“Under our proposal, the lower the market value of your home, the lower the rates you’ll pay,” Ms Le Couteur said.
“We must ensure that the tax system is as fair and equitable as possible, for young people entering the market, older Canberrans on lower incomes, and the more vulnerable in our community. Studies have shown that property market value is much more closely related to wealth than land value and so this proposal is all about increasing fairness.”
This system is widely used by local governments in Victoria, South Australia and New Zealand.
First home buyers
“Australia is facing a housing crisis. At the federal level, the major parties have set the rules so that buying a home or having decent rights when you rent is harder than ever,” Ms Le Couteur said.
“For first home buyers in Canberra, our proposal would tax people with less expensive houses less that people with more expensive houses—a fairer tax outcome for young people entering the housing market for the first time.”
Government analysis shows that while for most Canberrans rates were below 2% of their income, some people, such as a single aged pensioner in an average house in Garran, are paying 14% of their income in rates alone. This will increase rapidly while tax reform continues, which is not sustainable.
There are concessions and deferments that go some way towards fairness.
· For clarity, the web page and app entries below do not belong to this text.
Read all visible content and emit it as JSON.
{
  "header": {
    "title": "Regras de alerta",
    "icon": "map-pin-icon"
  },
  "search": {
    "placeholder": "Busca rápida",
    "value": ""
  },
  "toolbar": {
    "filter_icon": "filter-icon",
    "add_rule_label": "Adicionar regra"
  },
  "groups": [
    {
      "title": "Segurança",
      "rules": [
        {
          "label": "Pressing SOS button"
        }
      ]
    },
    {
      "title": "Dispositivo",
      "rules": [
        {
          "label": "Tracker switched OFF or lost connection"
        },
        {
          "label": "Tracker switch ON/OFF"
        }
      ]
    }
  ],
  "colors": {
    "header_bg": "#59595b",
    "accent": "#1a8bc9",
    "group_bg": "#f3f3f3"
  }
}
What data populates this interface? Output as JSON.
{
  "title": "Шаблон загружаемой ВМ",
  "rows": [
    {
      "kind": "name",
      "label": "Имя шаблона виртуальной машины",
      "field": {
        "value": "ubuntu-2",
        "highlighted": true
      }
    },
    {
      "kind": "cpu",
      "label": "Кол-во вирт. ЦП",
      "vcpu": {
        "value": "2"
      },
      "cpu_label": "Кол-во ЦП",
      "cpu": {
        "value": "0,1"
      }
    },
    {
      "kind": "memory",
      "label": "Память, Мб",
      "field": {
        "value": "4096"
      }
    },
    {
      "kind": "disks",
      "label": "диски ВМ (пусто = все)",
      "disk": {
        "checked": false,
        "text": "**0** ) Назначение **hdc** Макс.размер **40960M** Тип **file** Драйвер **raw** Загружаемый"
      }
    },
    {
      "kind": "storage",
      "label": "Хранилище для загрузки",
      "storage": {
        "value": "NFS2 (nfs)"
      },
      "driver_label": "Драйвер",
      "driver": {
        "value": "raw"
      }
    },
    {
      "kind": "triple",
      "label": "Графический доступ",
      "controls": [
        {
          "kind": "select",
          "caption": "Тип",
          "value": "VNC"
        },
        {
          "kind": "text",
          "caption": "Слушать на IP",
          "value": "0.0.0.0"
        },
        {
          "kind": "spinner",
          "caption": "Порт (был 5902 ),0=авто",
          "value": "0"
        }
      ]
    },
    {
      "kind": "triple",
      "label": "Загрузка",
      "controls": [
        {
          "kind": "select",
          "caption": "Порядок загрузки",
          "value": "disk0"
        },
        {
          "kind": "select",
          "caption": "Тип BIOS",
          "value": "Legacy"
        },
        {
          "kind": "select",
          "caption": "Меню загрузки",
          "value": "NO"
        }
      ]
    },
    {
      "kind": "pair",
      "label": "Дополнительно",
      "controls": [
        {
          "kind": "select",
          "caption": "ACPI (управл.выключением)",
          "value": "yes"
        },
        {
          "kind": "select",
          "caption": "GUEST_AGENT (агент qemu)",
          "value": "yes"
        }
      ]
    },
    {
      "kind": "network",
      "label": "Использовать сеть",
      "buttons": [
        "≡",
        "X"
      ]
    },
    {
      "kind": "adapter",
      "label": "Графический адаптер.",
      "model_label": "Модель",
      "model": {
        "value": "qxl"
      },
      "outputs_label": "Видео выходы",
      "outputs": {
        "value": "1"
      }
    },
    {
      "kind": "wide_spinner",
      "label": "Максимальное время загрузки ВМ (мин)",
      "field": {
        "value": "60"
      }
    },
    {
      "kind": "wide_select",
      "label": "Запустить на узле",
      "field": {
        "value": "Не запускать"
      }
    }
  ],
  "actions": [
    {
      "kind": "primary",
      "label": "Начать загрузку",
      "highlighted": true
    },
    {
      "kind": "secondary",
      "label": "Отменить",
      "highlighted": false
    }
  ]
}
However, it is hard to make the system fair when small, old houses can be paying the same or more as a large house down the street worth $500,000 more.
Fairness for Units and Houses
It is hard to say what the land value is for an apartment on the 5th floor of a 20 storey tower. Our proposal values both units and standalone houses on their market value so it is fair to all home owners in Canberra.
|Keeping Rates Fair_ACT Greens Discussion Paper.pdf||2.35 MB|